Wednesday, August 26, 2015
More IR Photography Fun
Shot with my elderly Olympus E-420. ISO at 100, f22, exposure time of 20 seconds. Note, I also shot this in black and white mode. The greens didn't turn out as 'white' and eerie as I wanted in this shot, but I love the softness of the clouds that were moving through.
Next is basically the same shot at 10 seconds. But edited much differently, I kept working at changing channels and editing until I got white in the foliage.
Well now in this shot I waited for the sun to come out from beneath a cloud and I worked with the colors a bit more and did get the trees behind the house white.
So I decided to follow some instructions I found on developing this shot for a more 'blue' sky and I got this:
Well that certainly is interesting and a bit wild. I abandoned that to go see what my Nikon D3200 outfitted with the 50mm came up with.
Shot with the Nikon with an ISO of 800, f10, and 3 seconds. This didn't turn out too badly and although not perfect with a touch more editing I think the whites would come out if I lost all the color and went strictly black and white [it was shot in black and white mode].
But I got sidetracked and tried some other things instead:
Okay this was really funky looking like some camera gone over to the evil side.
So I messed with the color balance some more and got this:
I liked this for some strange reason, probably because it is so 'out there'.
So I went back to the drawing board and decided to try and do it as a black and white image and perhaps I finally got it.
What I have learned is that IR Photography isn't something you can just 'run' out and shoot.

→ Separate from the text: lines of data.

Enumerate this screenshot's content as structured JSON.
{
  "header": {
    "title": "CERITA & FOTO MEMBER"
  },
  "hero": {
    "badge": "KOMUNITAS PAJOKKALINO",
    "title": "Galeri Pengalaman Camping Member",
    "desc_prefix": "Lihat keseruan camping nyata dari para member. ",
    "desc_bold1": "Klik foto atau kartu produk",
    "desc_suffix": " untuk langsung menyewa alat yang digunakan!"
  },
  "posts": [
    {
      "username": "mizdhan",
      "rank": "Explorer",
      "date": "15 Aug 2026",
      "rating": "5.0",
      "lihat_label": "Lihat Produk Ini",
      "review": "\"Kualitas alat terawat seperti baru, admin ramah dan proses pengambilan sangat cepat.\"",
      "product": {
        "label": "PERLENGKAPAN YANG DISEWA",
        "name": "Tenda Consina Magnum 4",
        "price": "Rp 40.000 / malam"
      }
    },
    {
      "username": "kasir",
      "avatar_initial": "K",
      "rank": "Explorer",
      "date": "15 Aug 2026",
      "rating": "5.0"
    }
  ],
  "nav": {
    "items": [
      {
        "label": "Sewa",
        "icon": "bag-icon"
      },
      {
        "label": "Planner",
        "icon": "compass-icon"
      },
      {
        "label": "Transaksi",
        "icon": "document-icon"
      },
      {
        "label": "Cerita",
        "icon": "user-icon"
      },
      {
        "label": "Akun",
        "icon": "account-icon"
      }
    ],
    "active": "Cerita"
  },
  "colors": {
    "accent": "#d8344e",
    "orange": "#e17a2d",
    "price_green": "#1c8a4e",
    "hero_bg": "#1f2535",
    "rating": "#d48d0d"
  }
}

It takes a lot of thought to set up and look for the proper lighting.
Processing is very difficult because of your colors are predominantly red, so there is a lot of post editing to be done.
I shot in RAW, I used both color and black and white modes, tried different exposures and different methods of processing.
Each time a shot is taken with an IR filter, it will be somewhat of an experiment or personal taste as to how the image turns out.